The following airlines offer tickets to Vermont:

  • American Airlines
  • Southwest Airlines
  • Delta Air Lines
  • United Airlines
  • JetBlue Airways

Most Popular Destinations

As there are only a few major points on the Vermont airports map, the most popular are these two:

  • Burlington—94% of searches to Vermont
  • Rutland receives the remaining 6% of searches

Vermont Aviation History

Aviation in Vermont started with the initiative of two teenagers, George Schmitt and Charles Hampson Grant, who invented air gliders after the renowned Wright brothers’ flight. Their first flights took place in 1909 and 1910. Afterward, they both continued their construction experience and assembled the powered aircraft.

The development of airports in Vermont began with the purchase of two farms by James Hartness in 1916 and the establishment of an airport in North Springfield. Though the airport’s inaugural ceremony was marred by an aircraft crash, its further operation has considerably promoted aviation development in the state. In 1921, a flight school was established in the airport.
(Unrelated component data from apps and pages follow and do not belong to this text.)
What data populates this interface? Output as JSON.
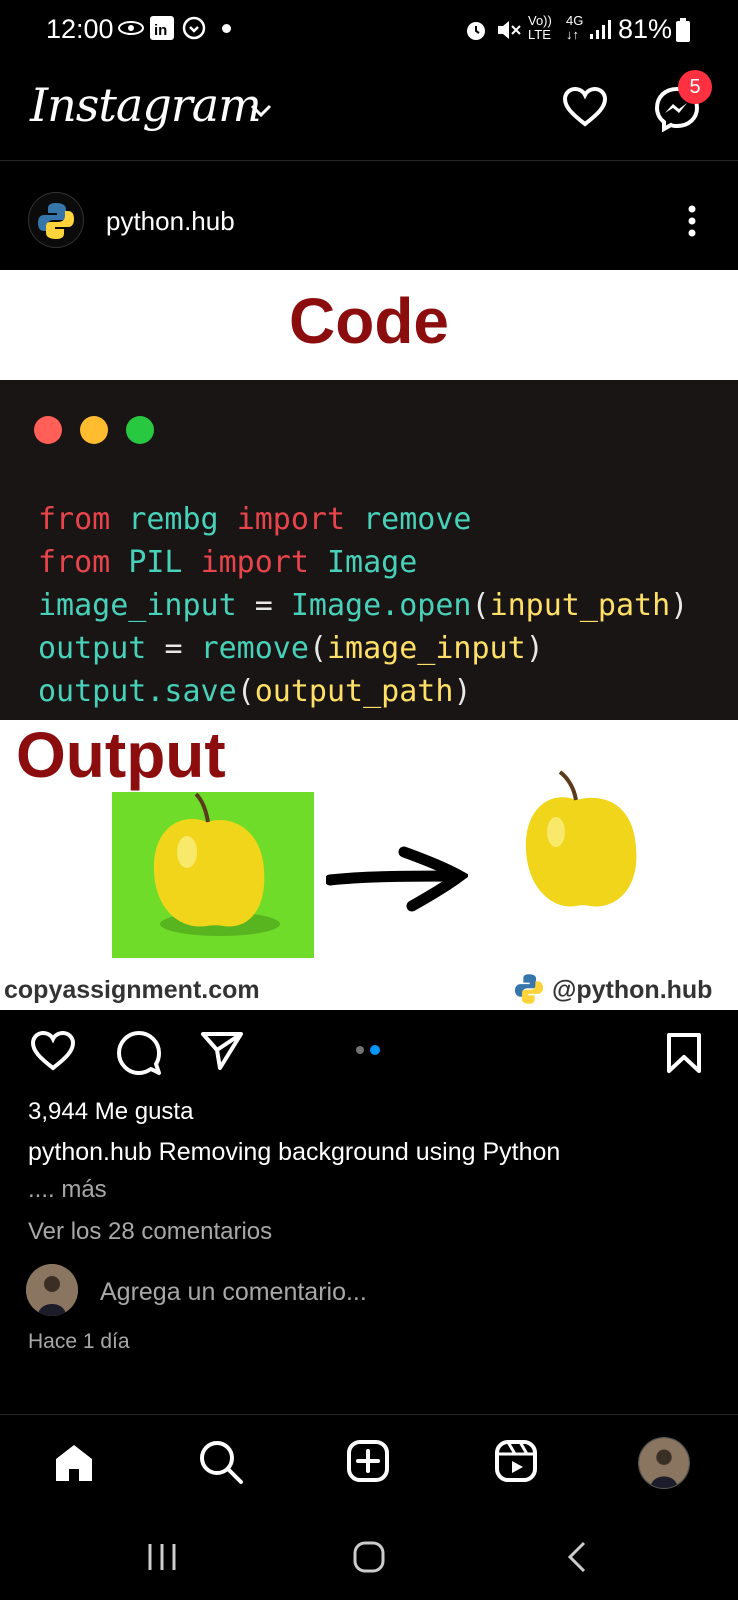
{
  "status_bar": {
    "time": "12:00",
    "battery": "81%",
    "network": "4G",
    "lte": "LTE",
    "volte": "Vo))"
  },
  "header": {
    "logo": "Instagram",
    "badge_count": "5"
  },
  "post": {
    "username": "python.hub",
    "image": {
      "code_title": "Code",
      "output_title": "Output",
      "code_lines": [
        "from rembg import remove",
        "from PIL import Image",
        "image_input = Image.open(input_path)",
        "output = remove(image_input)",
        "output.save(output_path)"
      ],
      "watermark_left": "copyassignment.com",
      "watermark_right": "@python.hub"
    },
    "likes": "3,944 Me gusta",
    "caption_user": "python.hub",
    "caption_text": "Removing background using Python",
    "more": ".... más",
    "view_comments": "Ver los 28 comentarios",
    "add_comment_placeholder": "Agrega un comentario...",
    "time_ago": "Hace 1 día"
  },
  "colors": {
    "accent_badge": "#ff3040",
    "carousel_active": "#0095f6",
    "title_red": "#8b0d0d"
  },
  "nav": {
    "items": [
      "home-icon",
      "search-icon",
      "create-icon",
      "reels-icon",
      "profile-avatar"
    ]
  }
}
In 1932, Robert Bassett, a granite operator, sponsored a flight from Barre-Montpelier Airport to Oslo, Norway, one of the most prominent Vermont airports at the time. Though the flight was unsuccessful, with the plane disappearing with both pilots, it served as a watershed moment for aviation pioneers. The following years brought the development of airports and flight schools, military bases (during WWII). In the postwar period, passenger aviation began to grow continuously, with a slight decline in the 2010s.